> [DATA TO PROCESS]:
------
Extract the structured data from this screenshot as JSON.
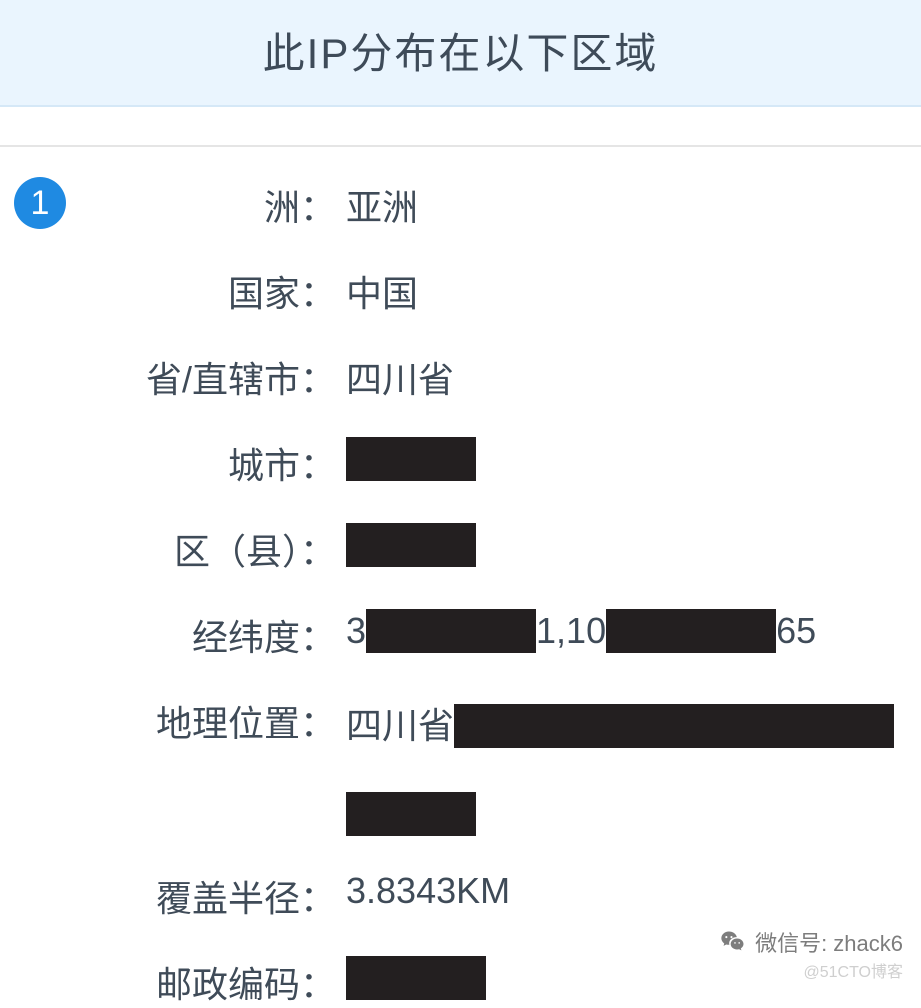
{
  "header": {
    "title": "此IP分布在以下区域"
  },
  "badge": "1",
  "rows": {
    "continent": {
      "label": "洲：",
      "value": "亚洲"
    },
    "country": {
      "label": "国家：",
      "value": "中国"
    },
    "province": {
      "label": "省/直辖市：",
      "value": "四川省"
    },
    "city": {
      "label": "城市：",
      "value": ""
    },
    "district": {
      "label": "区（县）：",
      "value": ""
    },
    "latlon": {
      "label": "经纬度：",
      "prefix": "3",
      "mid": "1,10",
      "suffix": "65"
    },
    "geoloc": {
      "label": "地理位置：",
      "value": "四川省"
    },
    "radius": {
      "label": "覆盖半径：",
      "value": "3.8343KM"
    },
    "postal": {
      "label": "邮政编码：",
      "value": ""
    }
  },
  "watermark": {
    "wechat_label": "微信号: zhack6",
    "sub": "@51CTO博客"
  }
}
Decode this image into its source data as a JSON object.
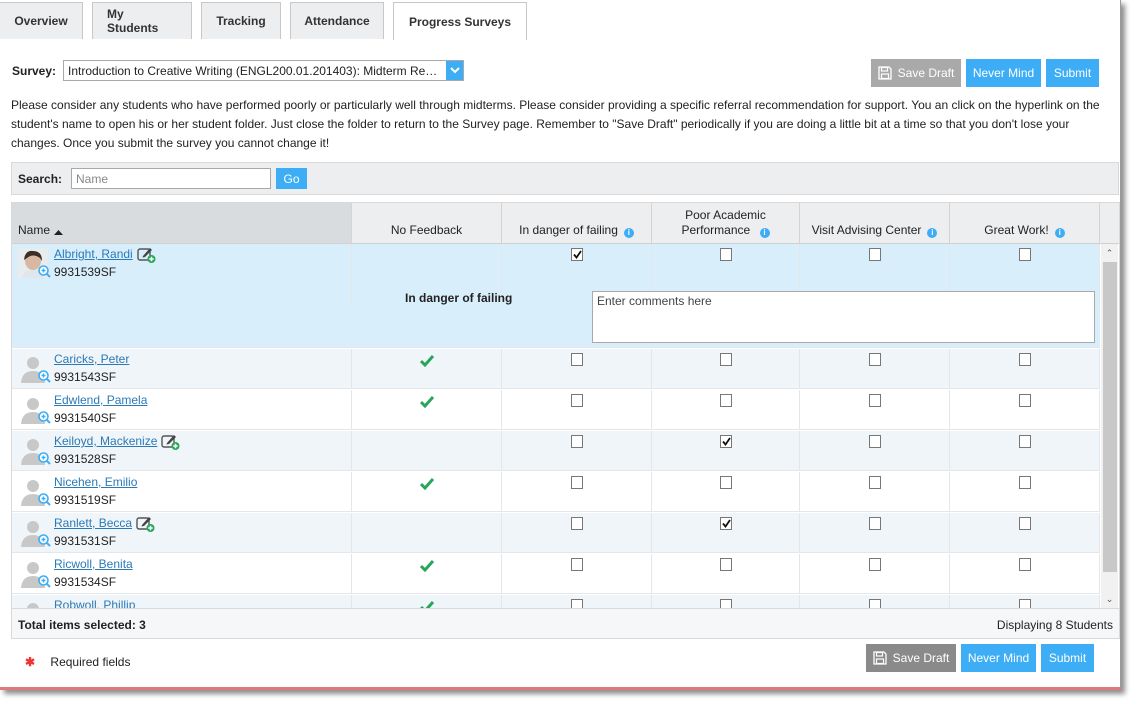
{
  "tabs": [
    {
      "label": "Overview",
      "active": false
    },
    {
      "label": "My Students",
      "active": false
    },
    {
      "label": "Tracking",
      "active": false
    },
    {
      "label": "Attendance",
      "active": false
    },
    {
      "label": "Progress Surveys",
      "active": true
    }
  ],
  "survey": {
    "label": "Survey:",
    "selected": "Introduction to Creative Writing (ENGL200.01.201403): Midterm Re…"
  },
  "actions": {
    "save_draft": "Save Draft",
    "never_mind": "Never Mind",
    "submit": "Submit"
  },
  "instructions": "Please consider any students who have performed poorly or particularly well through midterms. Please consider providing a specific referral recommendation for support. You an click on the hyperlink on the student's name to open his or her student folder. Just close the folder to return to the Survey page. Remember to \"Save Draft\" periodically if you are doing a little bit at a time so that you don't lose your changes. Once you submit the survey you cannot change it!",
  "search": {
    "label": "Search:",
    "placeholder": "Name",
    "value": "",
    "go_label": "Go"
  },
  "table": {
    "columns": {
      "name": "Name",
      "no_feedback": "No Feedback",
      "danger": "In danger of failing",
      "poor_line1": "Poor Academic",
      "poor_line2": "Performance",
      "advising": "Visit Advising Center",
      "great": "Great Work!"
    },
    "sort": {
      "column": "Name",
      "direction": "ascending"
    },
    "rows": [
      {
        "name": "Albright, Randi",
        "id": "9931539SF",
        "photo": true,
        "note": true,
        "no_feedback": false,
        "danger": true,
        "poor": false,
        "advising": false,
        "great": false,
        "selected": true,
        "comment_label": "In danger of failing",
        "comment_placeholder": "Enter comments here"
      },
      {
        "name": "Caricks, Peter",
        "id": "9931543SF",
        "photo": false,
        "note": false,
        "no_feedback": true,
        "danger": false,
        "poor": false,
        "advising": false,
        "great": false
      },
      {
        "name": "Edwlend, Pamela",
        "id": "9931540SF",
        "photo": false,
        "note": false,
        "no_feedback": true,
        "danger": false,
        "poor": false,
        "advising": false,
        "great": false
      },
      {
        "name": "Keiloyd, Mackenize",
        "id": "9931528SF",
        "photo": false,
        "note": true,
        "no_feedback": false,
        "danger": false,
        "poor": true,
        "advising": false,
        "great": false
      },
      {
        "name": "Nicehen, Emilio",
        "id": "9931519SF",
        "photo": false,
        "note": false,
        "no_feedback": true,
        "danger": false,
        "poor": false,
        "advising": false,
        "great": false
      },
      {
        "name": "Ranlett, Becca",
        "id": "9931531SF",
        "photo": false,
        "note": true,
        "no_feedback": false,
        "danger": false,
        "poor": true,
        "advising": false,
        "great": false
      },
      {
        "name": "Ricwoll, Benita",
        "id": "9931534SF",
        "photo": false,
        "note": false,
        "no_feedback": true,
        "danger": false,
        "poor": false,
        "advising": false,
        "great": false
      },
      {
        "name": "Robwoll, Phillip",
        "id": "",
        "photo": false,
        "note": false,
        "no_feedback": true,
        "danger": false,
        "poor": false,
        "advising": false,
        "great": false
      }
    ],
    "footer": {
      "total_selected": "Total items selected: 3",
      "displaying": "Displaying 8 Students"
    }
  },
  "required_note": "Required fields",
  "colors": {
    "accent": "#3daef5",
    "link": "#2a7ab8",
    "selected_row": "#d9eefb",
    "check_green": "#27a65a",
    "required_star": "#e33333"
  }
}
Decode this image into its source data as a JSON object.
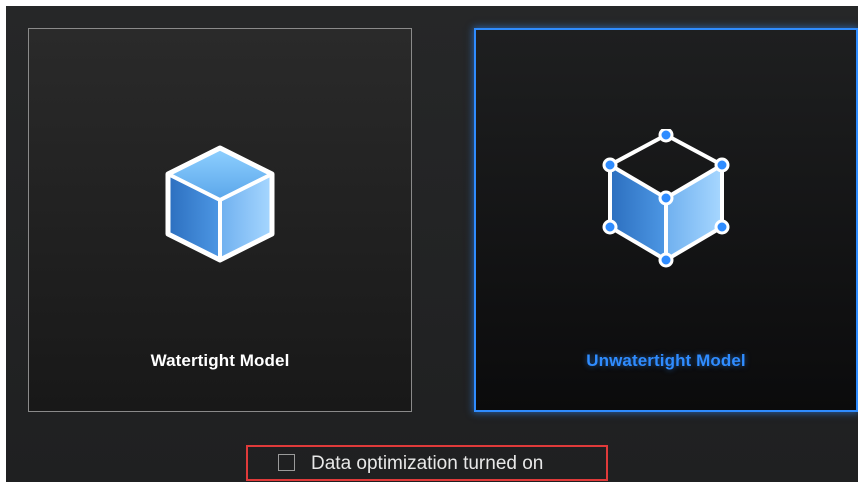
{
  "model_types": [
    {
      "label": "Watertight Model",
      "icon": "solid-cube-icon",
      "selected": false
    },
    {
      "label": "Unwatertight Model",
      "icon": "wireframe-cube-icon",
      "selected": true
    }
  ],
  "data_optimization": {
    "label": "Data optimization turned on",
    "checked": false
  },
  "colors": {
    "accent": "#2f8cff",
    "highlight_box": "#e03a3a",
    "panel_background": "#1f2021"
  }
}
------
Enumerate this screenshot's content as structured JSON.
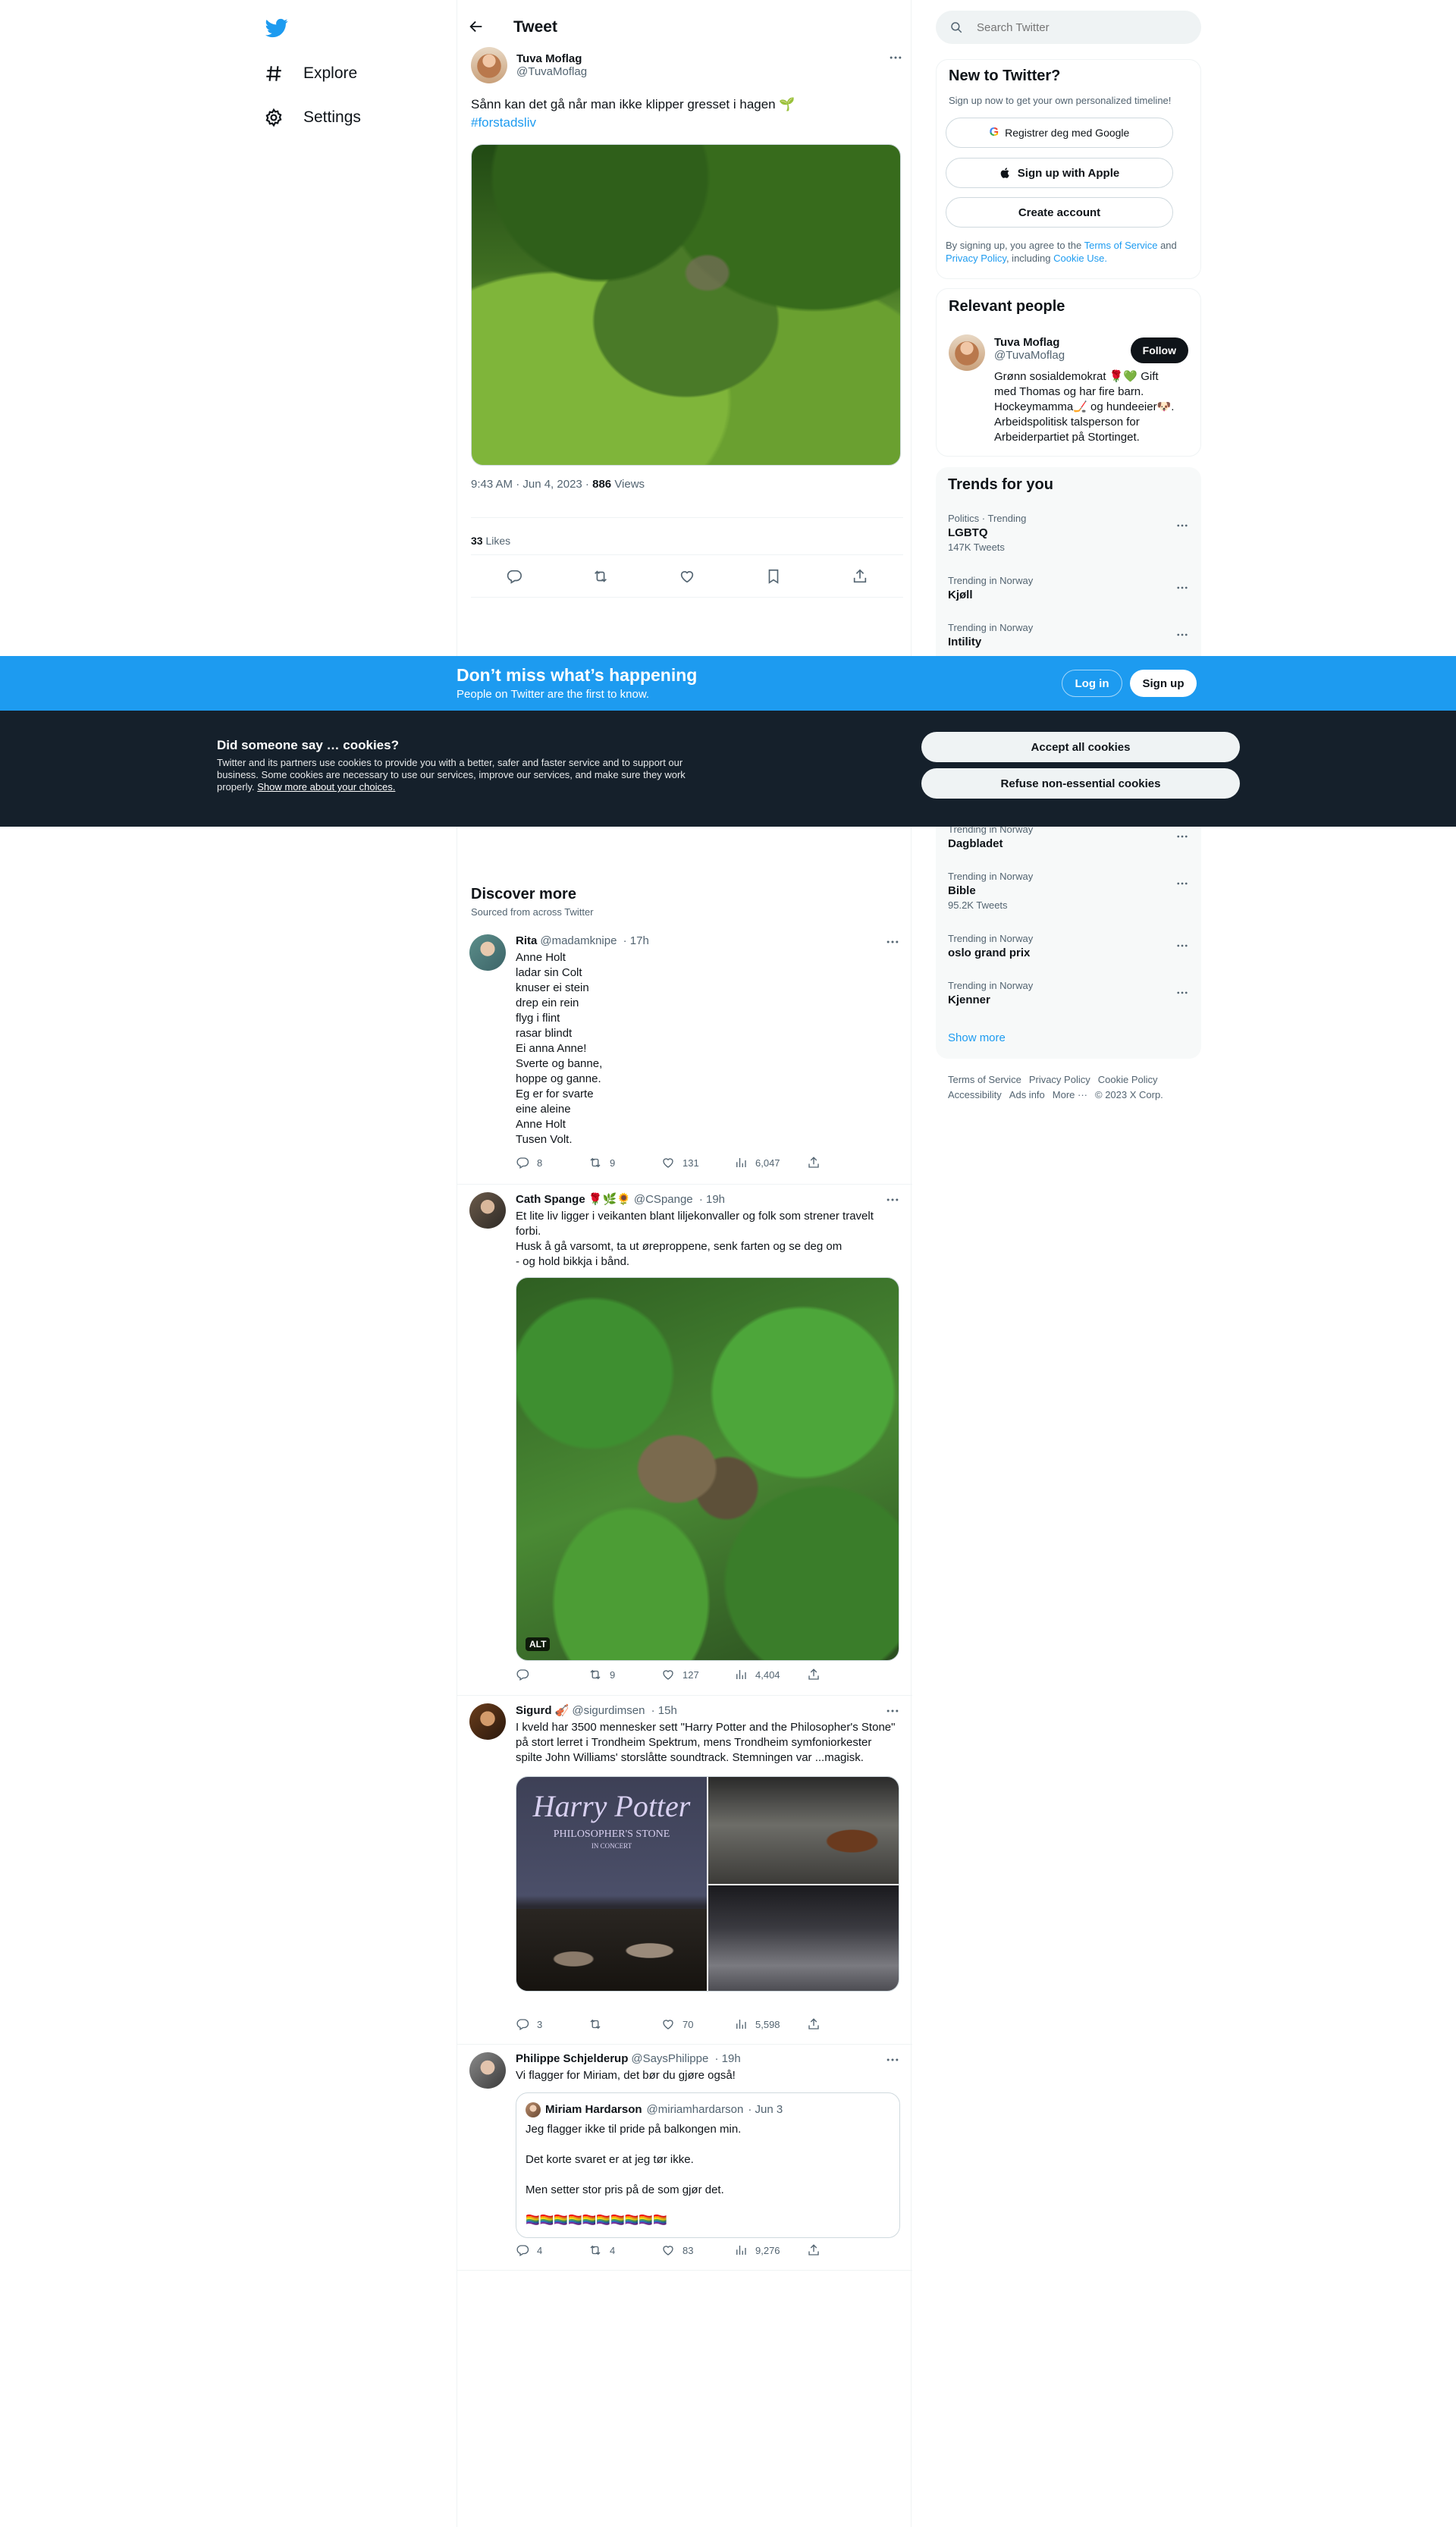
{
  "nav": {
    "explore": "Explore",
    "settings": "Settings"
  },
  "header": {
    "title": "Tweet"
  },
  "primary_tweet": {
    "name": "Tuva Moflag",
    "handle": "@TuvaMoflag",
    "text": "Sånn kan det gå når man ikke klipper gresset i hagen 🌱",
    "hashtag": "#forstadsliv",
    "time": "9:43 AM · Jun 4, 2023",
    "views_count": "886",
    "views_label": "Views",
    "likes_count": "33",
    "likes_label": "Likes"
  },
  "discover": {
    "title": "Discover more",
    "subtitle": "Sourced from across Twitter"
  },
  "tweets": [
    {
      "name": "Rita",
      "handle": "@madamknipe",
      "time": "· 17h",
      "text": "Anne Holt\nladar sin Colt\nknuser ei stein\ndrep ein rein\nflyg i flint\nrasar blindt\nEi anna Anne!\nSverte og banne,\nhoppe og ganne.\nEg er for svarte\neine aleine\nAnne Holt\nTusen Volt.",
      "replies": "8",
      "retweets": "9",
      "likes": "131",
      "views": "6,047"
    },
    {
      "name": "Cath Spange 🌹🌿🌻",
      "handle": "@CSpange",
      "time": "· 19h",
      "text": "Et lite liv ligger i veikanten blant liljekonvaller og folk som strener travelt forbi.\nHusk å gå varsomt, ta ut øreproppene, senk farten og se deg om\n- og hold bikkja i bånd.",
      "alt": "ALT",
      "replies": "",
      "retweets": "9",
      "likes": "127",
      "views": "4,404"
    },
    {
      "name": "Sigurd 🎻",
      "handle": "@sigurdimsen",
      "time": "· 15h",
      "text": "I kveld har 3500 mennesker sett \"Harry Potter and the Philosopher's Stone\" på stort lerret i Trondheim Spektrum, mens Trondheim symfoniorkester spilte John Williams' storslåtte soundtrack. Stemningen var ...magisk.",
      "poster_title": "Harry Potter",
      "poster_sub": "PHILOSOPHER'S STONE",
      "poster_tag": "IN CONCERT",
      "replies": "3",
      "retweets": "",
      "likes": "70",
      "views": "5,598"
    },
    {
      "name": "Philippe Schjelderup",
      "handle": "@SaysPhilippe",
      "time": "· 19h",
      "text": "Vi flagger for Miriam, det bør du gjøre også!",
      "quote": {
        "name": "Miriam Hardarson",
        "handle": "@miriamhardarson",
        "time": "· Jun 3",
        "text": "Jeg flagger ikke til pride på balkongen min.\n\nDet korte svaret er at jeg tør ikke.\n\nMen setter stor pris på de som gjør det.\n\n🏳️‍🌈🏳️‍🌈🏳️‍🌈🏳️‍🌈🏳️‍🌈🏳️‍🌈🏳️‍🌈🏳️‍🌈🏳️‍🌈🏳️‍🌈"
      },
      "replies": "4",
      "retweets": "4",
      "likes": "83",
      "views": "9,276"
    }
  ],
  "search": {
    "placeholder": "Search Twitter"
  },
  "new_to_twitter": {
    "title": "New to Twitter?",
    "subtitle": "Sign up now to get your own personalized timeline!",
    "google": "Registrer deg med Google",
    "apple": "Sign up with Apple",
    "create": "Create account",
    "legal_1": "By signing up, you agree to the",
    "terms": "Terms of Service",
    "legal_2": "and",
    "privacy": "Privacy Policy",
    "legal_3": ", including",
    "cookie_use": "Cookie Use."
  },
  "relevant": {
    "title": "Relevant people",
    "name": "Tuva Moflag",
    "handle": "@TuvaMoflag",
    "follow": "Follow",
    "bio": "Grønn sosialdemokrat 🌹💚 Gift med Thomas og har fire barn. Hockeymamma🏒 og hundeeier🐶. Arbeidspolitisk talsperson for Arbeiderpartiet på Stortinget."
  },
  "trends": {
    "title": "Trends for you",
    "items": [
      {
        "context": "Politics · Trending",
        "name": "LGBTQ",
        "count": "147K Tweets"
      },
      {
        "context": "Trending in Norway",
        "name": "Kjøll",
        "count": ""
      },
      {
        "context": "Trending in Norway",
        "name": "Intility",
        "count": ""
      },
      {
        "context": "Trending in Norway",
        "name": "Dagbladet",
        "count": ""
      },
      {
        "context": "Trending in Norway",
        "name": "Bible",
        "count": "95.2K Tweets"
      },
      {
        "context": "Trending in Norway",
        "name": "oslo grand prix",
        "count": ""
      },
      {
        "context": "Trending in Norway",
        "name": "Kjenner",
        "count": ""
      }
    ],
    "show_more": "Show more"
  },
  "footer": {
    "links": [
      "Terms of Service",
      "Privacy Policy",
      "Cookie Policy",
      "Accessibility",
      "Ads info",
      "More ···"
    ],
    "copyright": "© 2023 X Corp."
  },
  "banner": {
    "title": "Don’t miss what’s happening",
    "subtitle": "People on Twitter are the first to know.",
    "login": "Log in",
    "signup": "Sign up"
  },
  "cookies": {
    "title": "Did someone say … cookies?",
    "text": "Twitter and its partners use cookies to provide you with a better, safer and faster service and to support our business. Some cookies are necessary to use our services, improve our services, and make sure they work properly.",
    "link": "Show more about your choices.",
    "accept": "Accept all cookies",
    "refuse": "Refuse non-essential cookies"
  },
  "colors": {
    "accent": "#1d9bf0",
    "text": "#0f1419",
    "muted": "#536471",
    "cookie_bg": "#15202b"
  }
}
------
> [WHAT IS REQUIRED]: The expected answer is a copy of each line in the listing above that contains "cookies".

> [REPLY]:
  "cookies": {
    "title": "Did someone say … cookies?",
    "text": "Twitter and its partners use cookies to provide you with a better, safer and faster service and to support our business. Some cookies are necessary to use our services, improve our services, and make sure they work properly.",
    "accept": "Accept all cookies",
    "refuse": "Refuse non-essential cookies"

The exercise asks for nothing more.